To do nothing at all is the most difficult thing in the world, the most difficult and the most intellectual.Oscar Wilde
Every man is, or hopes to be, an idler.Samuel Johnson
My first encounter with the idea of lazy evaluation was using files in Pascal, back in 1977. A Pascal file is syntactically the same as a pointer. For example:
VAR p: ^CHAR; VAR f: FILE OF CHAR; VAR ch; ch = p^; ch = f^;
Those two assignment statements are both syntactically correct. The first will access the character pointed to by p, and the second will access the character at the current position in the file f.
The problem, though, is that you generally use the READ() pseudo-procedure to access files. "READ(f,ch)" is defined as equivalent to "ch = f^ ; GET(f);" So READ() not only accesses the file, but also advances the file position and reads the next data item. This abstraction works fine with disk files, but when you do a READ() on an interactive file - e.g. stdin in Unix terminology - it always tries to read one character ahead of where you are. If your program wants to read a line of input, Pascal will read the line and then try to read one extra character, to fill in f^. So you hit return and nothing happens.
The solution back then was to make dereferencing a file pointer a lazy operation.

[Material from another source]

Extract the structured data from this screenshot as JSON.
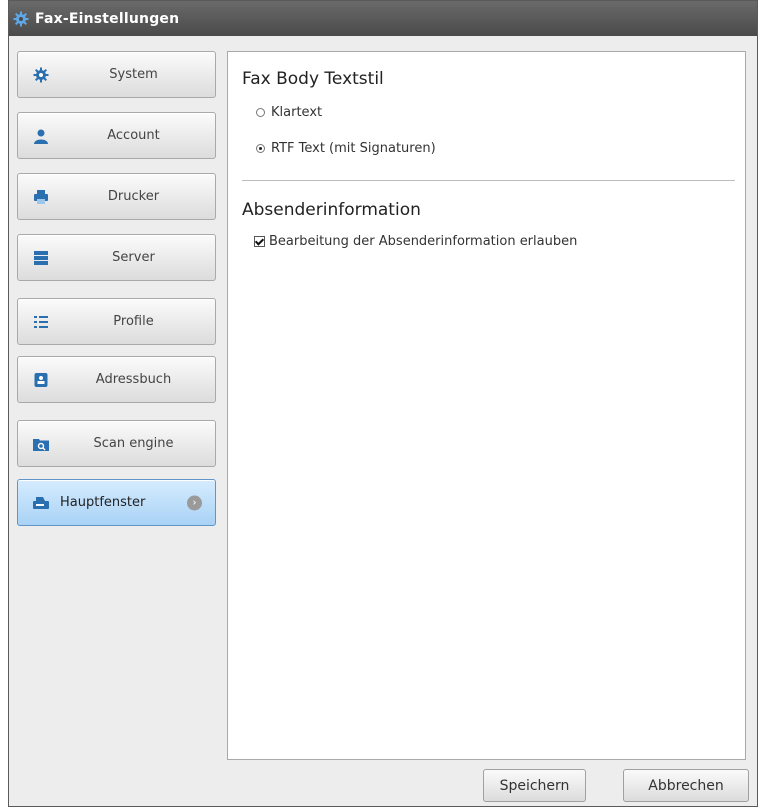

When the GET() procedure is executed, all it does is set a flag saying that it needs to do the real GET(). Some time later in the program's execution, when the data pointed to by the file pointer is called for, the flag gets noticed and the real GET() is performed, filling in the data just in time for it to be used. This was fairly simple to implement in the Pascal compiler, and it made interactive files behave the way one would expect.